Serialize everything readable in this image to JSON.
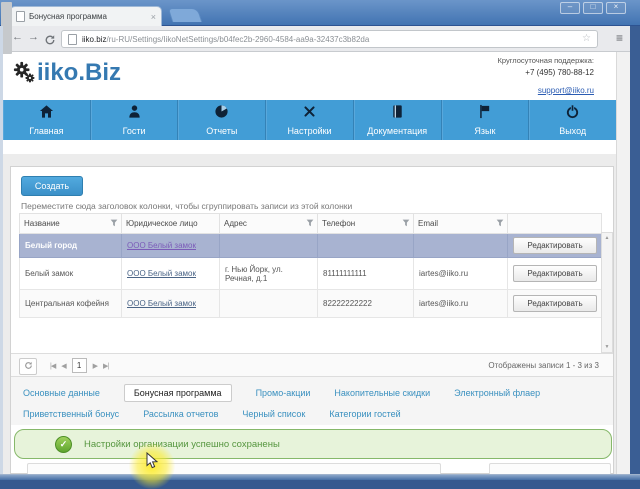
{
  "window": {
    "tab_title": "Бонусная программа",
    "url_host": "iiko.biz",
    "url_path": "/ru-RU/Settings/IikoNetSettings/b04fec2b-2960-4584-aa9a-32437c3b82da"
  },
  "icons": {
    "minimize": "–",
    "maximize": "□",
    "close": "×",
    "tab_close": "×",
    "back": "←",
    "forward": "→",
    "star": "☆",
    "menu": "≡",
    "up": "▲",
    "down": "▼",
    "first": "|◀",
    "prev": "◀",
    "next": "▶",
    "last": "▶|",
    "check": "✓"
  },
  "header": {
    "logo": "iiko.Biz",
    "support_label": "Круглосуточная поддержка:",
    "support_phone": "+7 (495) 780-88-12",
    "support_email": "support@iiko.ru"
  },
  "nav": {
    "items": [
      {
        "label": "Главная",
        "icon": "home-icon"
      },
      {
        "label": "Гости",
        "icon": "user-icon"
      },
      {
        "label": "Отчеты",
        "icon": "pie-chart-icon"
      },
      {
        "label": "Настройки",
        "icon": "tools-icon"
      },
      {
        "label": "Документация",
        "icon": "book-icon"
      },
      {
        "label": "Язык",
        "icon": "flag-icon"
      },
      {
        "label": "Выход",
        "icon": "power-icon"
      }
    ]
  },
  "content": {
    "create_button": "Создать",
    "group_hint": "Переместите сюда заголовок колонки, чтобы сгруппировать записи из этой колонки",
    "table": {
      "columns": [
        "Название",
        "Юридическое лицо",
        "Адрес",
        "Телефон",
        "Email"
      ],
      "edit_button": "Редактировать",
      "rows": [
        {
          "name": "Белый город",
          "legal": "ООО Белый замок",
          "address": "",
          "phone": "",
          "email": "",
          "selected": true
        },
        {
          "name": "Белый замок",
          "legal": "ООО Белый замок",
          "address": "г. Нью Йорк, ул. Речная, д.1",
          "phone": "81111111111",
          "email": "iartes@iiko.ru",
          "selected": false
        },
        {
          "name": "Центральная кофейня",
          "legal": "ООО Белый замок",
          "address": "",
          "phone": "82222222222",
          "email": "iartes@iiko.ru",
          "selected": false
        }
      ]
    },
    "pagination": {
      "page": "1",
      "records_info": "Отображены записи 1 - 3 из 3"
    },
    "tabs": [
      {
        "label": "Основные данные",
        "active": false
      },
      {
        "label": "Бонусная программа",
        "active": true
      },
      {
        "label": "Промо-акции",
        "active": false
      },
      {
        "label": "Накопительные скидки",
        "active": false
      },
      {
        "label": "Электронный флаер",
        "active": false
      },
      {
        "label": "Приветственный бонус",
        "active": false
      },
      {
        "label": "Рассылка отчетов",
        "active": false
      },
      {
        "label": "Черный список",
        "active": false
      },
      {
        "label": "Категории гостей",
        "active": false
      }
    ],
    "success_message": "Настройки организации успешно сохранены"
  },
  "colors": {
    "nav_blue": "#429dd6",
    "logo_blue": "#3579b1",
    "link_blue": "#3990bf",
    "selected_row": "#a8b3d1",
    "success_bg": "#e7f3da",
    "success_border": "#86b86a",
    "success_text": "#56963f",
    "titlebar_blue": "#4274b2"
  }
}
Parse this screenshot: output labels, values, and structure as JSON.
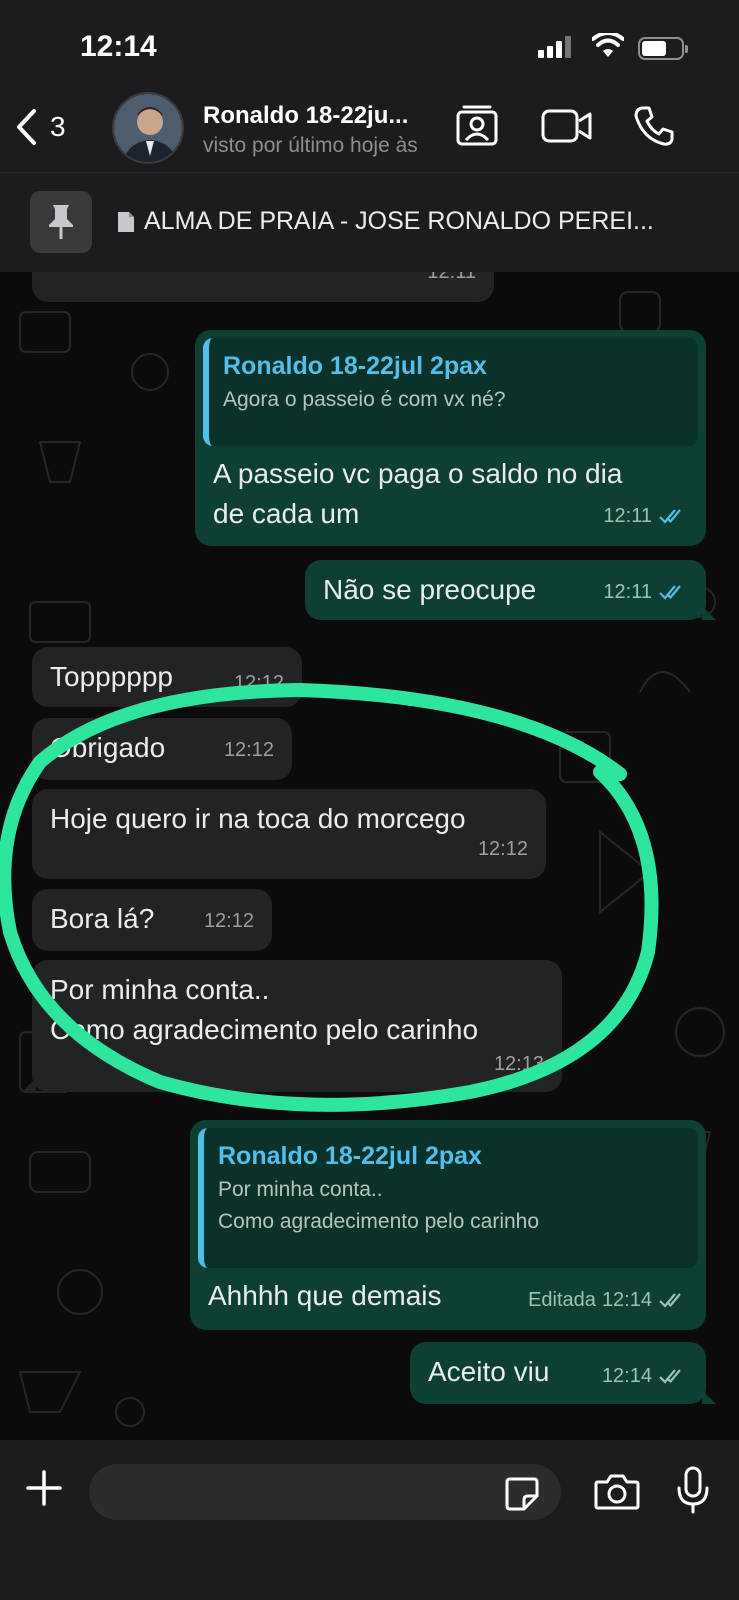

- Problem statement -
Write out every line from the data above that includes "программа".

- Response box -
    "tab_title": "Бонусная программа",
        "label": "Бонусная программа",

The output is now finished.